“He is meticulously detail-oriented but also has a sense of joy and play, and loves to `geek out’ on history, particularly the history of progressive education,” says Roop. “He is deeply kind and ethical, and he cares about and remembers details about all the people he engages with, from specific children and their families to co-workers to community members and faculty colleagues.”
Looking Ahead to the Transition
Suzik will continue serving as director of the Falk School through June 30.
In the meantime, the school will work to ensure a smooth transition in leadership, according to school officials.
Valerie Kinloch, the Renée and Richard Goldman Dean of the Pitt School of Education, serves as chair of the Falk School board. She said that “being a witness to his leadership of Falk School and to his generous spirit makes his departure bittersweet.”
“Jeff is not only invested in progressive education and its potential for imaginative teaching and learning, but he is also fully committed to students, staff, and families,” says Kinloch. “While I will miss having him here, I am thrilled by the wonderful work that lies ahead for him. During the upcoming days, weeks, and months ahead, I will be in communication with members of the Falk community to ensure a smooth transition and to begin planning next steps insofar as upcoming leadership changes. For now, congratulations to Jeff!”
Prior to joining the Falk School, Suzik worked as head of school for the Mounds Park Academy in St. Paul, Minnesota. Before that, he held leadership positions at private schools in St. Louis, Missouri and Pittsburgh.
Suzik earned his PhD in history from Carnegie Mellon University and first worked as a history and social studies teacher at the Shady Side Academy in Pittsburgh.
Now, Suzik is poised to begin his next adventure. A native of Michigan, Suzik will be returning to his home state for his new job at Cranbrook Schools.

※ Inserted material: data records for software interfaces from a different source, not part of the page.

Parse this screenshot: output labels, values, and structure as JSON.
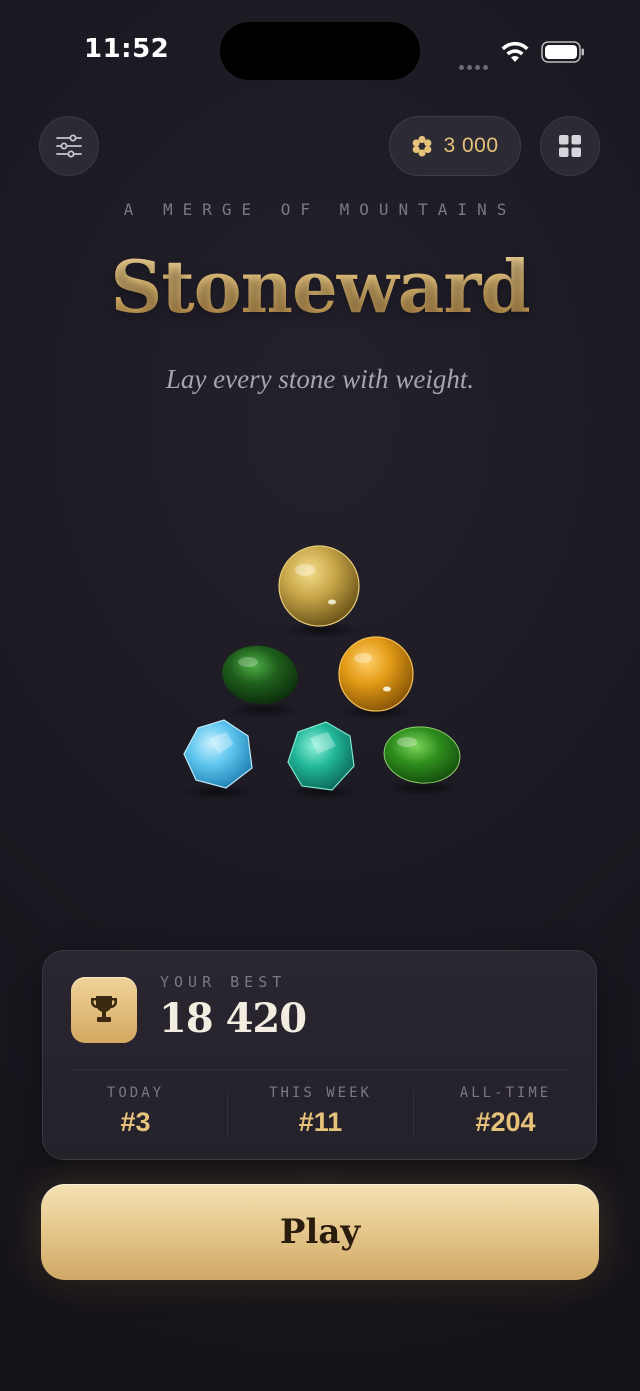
{
  "status_bar": {
    "time": "11:52"
  },
  "header": {
    "coins": "3 000",
    "settings_icon": "sliders-icon",
    "menu_icon": "grid-icon",
    "coin_icon": "honeycomb-icon"
  },
  "hero": {
    "kicker": "A MERGE OF MOUNTAINS",
    "title": "Stoneward",
    "subtitle": "Lay every stone with weight."
  },
  "stones": [
    {
      "name": "gold-orb",
      "color": "#c9a84a"
    },
    {
      "name": "dark-green-stone",
      "color": "#1f5f1c"
    },
    {
      "name": "amber-orb",
      "color": "#e39b17"
    },
    {
      "name": "sky-hexagon",
      "color": "#5fc6ef"
    },
    {
      "name": "teal-hexagon",
      "color": "#22b79a"
    },
    {
      "name": "green-stone",
      "color": "#2f8f1e"
    }
  ],
  "best_card": {
    "label": "YOUR BEST",
    "score": "18 420",
    "ranks": [
      {
        "label": "TODAY",
        "value": "#3"
      },
      {
        "label": "THIS WEEK",
        "value": "#11"
      },
      {
        "label": "ALL-TIME",
        "value": "#204"
      }
    ]
  },
  "play_button": {
    "label": "Play"
  },
  "colors": {
    "accent": "#e6c27a",
    "background": "#1a1820",
    "card": "#27242d"
  }
}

“This move to Cranbrook Schools will provide me with unparalleled opportunities for personal and professional growth and challenge,” says Suzik. “It is, in many respects, a community of learners kindred to Falk’s, and I know that that bodes well for the connections and contributions I hope to make in my time there. That said, I will always appreciate and never forget the incredible bonds I’ve made here at our school and in the School of Education more broadly.”
“I am really going to miss our little gray building on top of the hill,” he added.
Lewis Long, the parent of two children enrolled in the Falk School, says she will greatly miss Suzik’s guiding presence at the school.
The day will soon come when she no longer sees him in front of the school for the afternoon dismissal. Yet, she knows that the Falk School will continue to be successful thanks to its strong foundation.
“As much as it is bittersweet to see him go, he’s been a steward of something much bigger than him. Any institution is larger and longer than any one leader. The Falk School will continue to be a progressive, forward-thinking institution for years to come,” reflects Lewis Long.